> [Aim of the task]
Show every line from the entries that follow which holds the word "Date".

> [Dataset rows for apps and sites]
════

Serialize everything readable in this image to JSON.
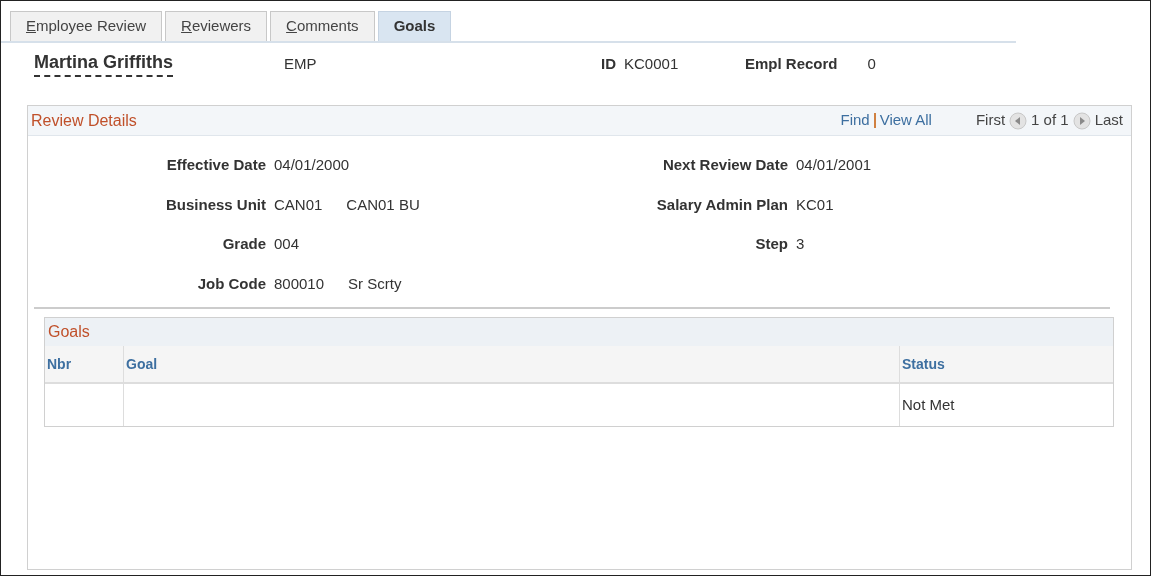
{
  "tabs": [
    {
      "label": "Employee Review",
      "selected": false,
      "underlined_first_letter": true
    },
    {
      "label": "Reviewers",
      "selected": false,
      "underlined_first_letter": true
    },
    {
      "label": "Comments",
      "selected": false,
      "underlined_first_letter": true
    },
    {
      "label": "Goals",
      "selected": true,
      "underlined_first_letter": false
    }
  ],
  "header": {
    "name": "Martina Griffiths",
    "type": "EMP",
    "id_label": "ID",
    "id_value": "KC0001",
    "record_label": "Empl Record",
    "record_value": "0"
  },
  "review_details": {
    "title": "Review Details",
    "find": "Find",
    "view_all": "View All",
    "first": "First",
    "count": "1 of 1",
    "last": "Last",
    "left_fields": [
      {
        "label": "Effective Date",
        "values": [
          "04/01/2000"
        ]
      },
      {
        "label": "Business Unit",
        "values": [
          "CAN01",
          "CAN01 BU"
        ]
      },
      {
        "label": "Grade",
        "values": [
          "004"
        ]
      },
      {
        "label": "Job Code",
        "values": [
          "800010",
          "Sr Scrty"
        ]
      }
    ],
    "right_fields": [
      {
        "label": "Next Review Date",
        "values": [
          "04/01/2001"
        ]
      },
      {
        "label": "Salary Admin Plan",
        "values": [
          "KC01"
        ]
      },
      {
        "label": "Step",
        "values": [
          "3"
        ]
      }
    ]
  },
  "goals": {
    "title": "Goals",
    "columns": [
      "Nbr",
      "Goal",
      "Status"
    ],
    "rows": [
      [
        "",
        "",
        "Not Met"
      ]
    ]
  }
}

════

> [Finished task]
        "label": "Effective Date",
        "label": "Next Review Date",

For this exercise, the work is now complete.